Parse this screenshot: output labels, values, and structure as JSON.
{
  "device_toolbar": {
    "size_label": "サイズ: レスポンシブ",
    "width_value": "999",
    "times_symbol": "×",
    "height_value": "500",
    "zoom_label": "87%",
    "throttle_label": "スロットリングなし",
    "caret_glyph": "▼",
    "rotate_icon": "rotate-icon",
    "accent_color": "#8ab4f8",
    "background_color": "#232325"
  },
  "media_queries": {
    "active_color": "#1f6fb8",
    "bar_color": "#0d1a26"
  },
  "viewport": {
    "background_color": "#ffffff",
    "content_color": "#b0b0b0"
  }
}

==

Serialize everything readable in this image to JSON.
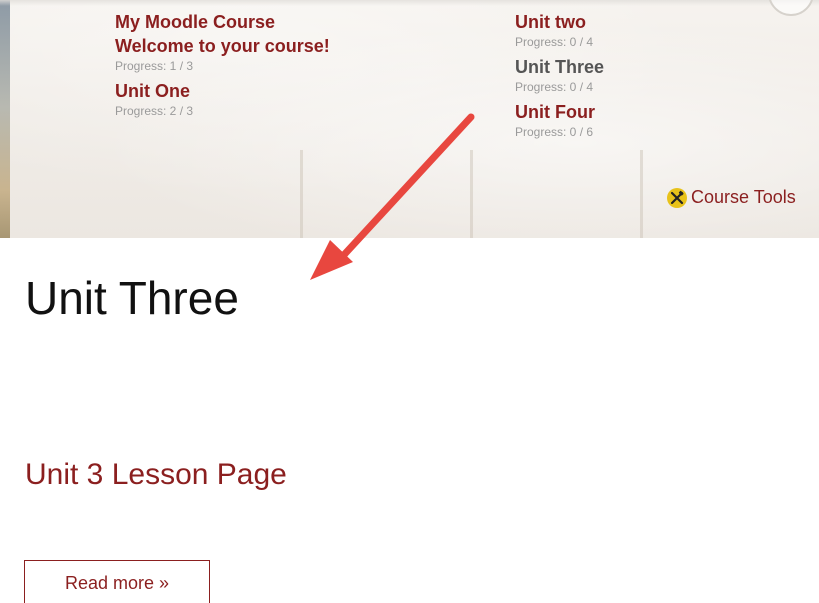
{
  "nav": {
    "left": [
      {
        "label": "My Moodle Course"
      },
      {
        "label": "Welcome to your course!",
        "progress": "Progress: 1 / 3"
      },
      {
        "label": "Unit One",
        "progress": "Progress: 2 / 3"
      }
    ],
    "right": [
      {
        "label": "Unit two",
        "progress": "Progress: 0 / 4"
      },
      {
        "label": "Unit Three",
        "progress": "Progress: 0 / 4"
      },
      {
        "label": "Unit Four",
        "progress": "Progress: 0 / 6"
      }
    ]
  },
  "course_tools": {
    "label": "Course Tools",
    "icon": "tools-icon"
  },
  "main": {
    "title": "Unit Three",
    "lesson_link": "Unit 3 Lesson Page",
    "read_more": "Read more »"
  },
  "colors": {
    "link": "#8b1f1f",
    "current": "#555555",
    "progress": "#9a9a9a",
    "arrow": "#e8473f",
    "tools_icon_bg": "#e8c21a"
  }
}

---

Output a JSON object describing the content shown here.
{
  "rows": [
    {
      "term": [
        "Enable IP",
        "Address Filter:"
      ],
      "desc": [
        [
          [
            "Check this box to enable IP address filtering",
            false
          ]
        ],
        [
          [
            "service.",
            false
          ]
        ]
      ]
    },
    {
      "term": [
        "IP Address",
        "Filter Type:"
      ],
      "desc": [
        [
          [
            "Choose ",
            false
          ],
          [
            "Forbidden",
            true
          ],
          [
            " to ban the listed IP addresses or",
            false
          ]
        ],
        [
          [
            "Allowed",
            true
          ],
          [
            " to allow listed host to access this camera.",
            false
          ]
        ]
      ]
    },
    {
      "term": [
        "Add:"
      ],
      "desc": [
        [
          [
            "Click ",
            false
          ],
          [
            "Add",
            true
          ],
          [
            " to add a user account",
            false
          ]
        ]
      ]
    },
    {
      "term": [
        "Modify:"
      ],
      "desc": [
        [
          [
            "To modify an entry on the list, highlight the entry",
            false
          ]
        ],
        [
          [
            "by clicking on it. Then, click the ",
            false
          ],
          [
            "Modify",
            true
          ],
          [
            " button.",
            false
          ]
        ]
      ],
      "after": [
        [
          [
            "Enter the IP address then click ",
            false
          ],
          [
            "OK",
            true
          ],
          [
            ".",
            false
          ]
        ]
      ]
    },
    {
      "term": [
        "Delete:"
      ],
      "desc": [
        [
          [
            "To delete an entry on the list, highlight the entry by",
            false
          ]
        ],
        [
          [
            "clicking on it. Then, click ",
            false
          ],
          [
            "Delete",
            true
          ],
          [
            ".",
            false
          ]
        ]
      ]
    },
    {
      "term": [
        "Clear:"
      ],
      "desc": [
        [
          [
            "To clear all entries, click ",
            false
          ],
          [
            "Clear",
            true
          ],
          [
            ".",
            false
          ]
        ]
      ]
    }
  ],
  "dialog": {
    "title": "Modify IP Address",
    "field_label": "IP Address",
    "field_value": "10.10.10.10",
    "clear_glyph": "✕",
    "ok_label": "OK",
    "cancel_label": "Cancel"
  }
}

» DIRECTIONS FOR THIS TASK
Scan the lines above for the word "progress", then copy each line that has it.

» OUTPUT FOR THIS TASK
        "progress": "Progress: 1 / 3"
        "progress": "Progress: 2 / 3"
        "progress": "Progress: 0 / 4"
        "progress": "Progress: 0 / 4"
        "progress": "Progress: 0 / 6"
    "progress": "#9a9a9a",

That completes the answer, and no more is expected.